Unlike other countries, the Nigerian Federal Ministry of Education’s school-closure directive did not come with any clear-cut policy measures on how to mitigate learning disruptions for children or how to address the digital divide.
It follows that education is not paramount to the Nigerian government at this time. The only well-documented response is the Nigeria Education in Emergency Working Group (NWiWwg) Strategy published on April 7th. The objective of the strategy is to mitigate the negative impact of school closures on students and teachers in North-East Nigeria.
While government efforts in the health and economic sectors must be commended, ignoring the education sector would be disastrous. As emphasised by UNESCO, temporary school closures come with high social and economic costs, with severe impact on children from disadvantaged backgrounds.
Children on the higher end of the socio-economic spectrum may experience less disruption to their learning because their private schools are well-equipped with ICT infrastructure and they can afford remote learning resources at home. The majority that would be left struggling are the students from vulnerable and disadvantaged backgrounds, who do not have access to computers and other devices outside school. In many cases, these children live in communities with poor or non-existent internet connectivity and unreliable power supply. Inevitably, this digital divide will exacerbate the learning disparities among these children.

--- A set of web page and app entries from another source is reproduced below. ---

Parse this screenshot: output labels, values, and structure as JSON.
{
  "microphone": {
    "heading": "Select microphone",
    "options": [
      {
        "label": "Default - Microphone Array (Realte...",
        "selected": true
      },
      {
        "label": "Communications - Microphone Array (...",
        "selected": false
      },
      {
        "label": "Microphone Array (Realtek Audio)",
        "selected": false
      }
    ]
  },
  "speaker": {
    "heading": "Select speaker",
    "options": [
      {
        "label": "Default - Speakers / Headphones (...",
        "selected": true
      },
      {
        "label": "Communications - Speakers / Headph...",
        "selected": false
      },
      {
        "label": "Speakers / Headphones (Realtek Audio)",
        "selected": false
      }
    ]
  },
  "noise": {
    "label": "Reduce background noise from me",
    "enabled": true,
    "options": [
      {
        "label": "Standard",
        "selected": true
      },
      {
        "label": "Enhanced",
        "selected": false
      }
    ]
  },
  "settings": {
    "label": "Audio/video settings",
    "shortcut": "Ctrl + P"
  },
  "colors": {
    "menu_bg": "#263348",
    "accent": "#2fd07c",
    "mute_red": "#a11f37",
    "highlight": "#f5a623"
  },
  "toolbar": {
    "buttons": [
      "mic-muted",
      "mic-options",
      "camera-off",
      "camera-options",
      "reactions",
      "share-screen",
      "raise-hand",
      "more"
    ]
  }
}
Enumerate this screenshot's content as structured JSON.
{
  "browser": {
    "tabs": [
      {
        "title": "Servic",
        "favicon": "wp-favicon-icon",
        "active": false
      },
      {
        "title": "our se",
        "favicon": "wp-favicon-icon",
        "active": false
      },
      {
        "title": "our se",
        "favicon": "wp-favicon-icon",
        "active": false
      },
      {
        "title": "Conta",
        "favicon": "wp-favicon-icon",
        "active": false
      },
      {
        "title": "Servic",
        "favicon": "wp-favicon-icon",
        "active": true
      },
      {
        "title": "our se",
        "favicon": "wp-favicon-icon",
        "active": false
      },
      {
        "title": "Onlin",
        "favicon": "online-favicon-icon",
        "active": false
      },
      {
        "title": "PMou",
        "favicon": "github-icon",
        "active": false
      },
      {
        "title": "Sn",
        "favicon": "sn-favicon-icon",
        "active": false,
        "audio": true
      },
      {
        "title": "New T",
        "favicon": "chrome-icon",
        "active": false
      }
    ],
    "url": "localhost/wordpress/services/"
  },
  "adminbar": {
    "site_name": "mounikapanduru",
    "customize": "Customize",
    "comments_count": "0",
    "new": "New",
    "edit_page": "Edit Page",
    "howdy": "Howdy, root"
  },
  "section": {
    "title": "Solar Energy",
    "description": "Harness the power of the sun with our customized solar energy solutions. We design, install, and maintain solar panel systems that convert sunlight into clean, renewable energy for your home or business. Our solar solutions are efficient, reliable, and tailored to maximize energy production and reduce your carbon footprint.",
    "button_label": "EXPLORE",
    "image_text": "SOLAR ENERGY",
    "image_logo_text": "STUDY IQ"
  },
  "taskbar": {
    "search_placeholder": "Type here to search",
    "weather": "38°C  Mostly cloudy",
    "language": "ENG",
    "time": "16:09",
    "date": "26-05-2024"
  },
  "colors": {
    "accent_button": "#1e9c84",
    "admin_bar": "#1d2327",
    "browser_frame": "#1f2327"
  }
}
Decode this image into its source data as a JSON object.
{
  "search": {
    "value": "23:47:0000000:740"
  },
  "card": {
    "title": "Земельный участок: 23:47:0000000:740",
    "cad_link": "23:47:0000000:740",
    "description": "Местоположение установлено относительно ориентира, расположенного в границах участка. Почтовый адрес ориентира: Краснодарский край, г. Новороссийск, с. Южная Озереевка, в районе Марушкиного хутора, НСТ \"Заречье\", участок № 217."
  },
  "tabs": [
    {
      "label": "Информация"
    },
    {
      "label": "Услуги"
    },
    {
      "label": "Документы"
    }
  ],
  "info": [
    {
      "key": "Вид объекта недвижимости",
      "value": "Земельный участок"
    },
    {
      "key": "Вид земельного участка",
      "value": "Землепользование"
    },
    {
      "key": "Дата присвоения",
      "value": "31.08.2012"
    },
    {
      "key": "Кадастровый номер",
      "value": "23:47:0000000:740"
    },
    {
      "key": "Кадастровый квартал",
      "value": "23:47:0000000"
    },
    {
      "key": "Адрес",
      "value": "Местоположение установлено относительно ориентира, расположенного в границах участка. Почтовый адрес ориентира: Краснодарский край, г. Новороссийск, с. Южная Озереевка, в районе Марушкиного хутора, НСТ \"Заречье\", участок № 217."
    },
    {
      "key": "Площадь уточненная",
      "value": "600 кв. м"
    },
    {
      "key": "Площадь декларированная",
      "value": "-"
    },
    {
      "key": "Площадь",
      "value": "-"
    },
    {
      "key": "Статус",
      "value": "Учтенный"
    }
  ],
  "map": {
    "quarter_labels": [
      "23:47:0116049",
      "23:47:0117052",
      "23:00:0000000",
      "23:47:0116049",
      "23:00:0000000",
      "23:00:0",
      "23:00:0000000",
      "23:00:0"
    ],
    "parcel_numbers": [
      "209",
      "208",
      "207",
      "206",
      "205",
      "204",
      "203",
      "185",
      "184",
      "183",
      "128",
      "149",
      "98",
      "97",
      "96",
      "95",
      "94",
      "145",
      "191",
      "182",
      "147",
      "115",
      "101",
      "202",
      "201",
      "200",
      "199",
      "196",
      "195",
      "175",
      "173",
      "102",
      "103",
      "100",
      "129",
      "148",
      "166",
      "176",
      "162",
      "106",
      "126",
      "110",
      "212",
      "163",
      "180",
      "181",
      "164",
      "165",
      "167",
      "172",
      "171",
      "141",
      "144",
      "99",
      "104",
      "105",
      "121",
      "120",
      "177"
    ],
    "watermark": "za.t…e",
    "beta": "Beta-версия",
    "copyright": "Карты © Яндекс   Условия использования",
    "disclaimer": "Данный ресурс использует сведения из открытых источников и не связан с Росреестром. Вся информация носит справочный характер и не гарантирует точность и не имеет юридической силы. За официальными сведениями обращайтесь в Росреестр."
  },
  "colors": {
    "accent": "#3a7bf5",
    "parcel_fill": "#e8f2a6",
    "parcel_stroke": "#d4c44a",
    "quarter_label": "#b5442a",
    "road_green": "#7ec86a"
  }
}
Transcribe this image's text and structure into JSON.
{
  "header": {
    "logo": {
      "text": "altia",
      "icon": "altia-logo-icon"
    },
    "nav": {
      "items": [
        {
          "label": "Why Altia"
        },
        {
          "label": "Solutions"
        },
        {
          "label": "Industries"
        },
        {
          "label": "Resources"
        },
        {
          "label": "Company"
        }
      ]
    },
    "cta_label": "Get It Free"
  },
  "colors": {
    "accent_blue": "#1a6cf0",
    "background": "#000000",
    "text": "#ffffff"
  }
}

Temporary school closures mean educators, funders and policymakers are rethinking the way education is delivered and accessed by students. In China, for instance, governments are providing computers to students from low-income households and offering mobile data packages and telecommunication subsidies. In France, efforts are being made to lend devices to students who do not have access to computers. Similarly, Portugal is partnering with postal services to deliver working sheets to students who do not have access to the internet at home.
In Nigeria, state governments (e.g. Ogun and Lagos) are adopting local media channels such as radio programmes to reach out to students in remote communities. The quality of such educational programmes, however, is not within the scope of this article.
The government could further mitigate the negative impacts of COVID-19 on education by providing solar-powered educational devices, pre-loaded with offline academic resources, to students in disadvantaged and vulnerable communities, such as the tablets used in Sun Books project.
The Nigeria Education in Emergency Working Group (NWiWwg) Strategy could also be scaled-up to include other regions in the country. Of course, these policy measures would require significant financial investment, but such investment is worthwhile for the progress of the economy in the long-term. Looking ahead, it is pertinent to ensure #LearningNeverStops during this pandemic.